- _EXTRACTED DATA_
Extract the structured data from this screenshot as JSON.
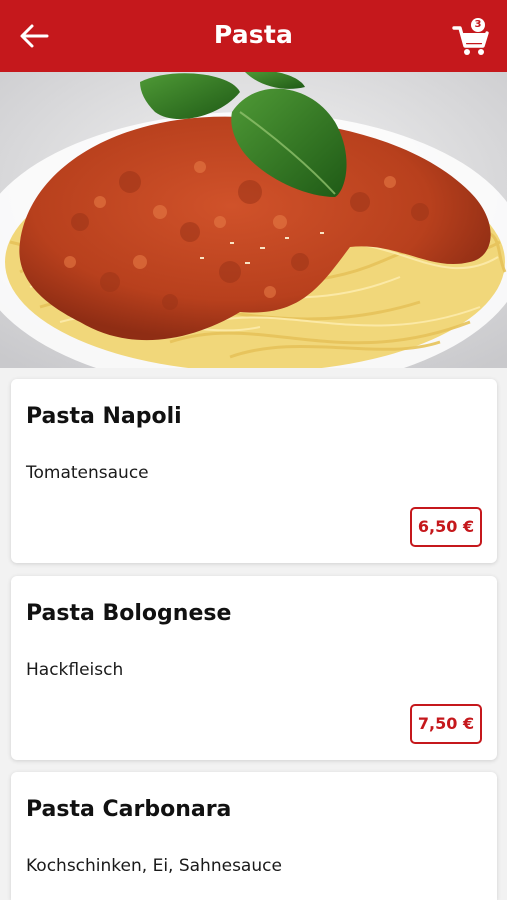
{
  "header": {
    "title": "Pasta",
    "cart_count": "3",
    "background_color": "#c5181c",
    "back_icon": "arrow-left-icon",
    "cart_icon": "shopping-cart-icon"
  },
  "hero": {
    "icon": "spaghetti-bolognese-photo"
  },
  "menu": {
    "items": [
      {
        "name": "Pasta Napoli",
        "description": "Tomatensauce",
        "price": "6,50 €"
      },
      {
        "name": "Pasta Bolognese",
        "description": "Hackfleisch",
        "price": "7,50 €"
      },
      {
        "name": "Pasta Carbonara",
        "description": "Kochschinken, Ei, Sahnesauce",
        "price": ""
      }
    ]
  }
}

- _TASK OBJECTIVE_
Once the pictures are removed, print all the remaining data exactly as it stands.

- _EXERCISE RESULT_
Extract the structured data from this screenshot as JSON.
{
  "header": {
    "title": "Pasta",
    "cart_count": "3",
    "background_color": "#c5181c",
    "back_icon": "arrow-left-icon",
    "cart_icon": "shopping-cart-icon"
  },
  "hero": {
    "icon": "spaghetti-bolognese-photo"
  },
  "menu": {
    "items": [
      {
        "name": "Pasta Napoli",
        "description": "Tomatensauce",
        "price": "6,50 €"
      },
      {
        "name": "Pasta Bolognese",
        "description": "Hackfleisch",
        "price": "7,50 €"
      },
      {
        "name": "Pasta Carbonara",
        "description": "Kochschinken, Ei, Sahnesauce",
        "price": ""
      }
    ]
  }
}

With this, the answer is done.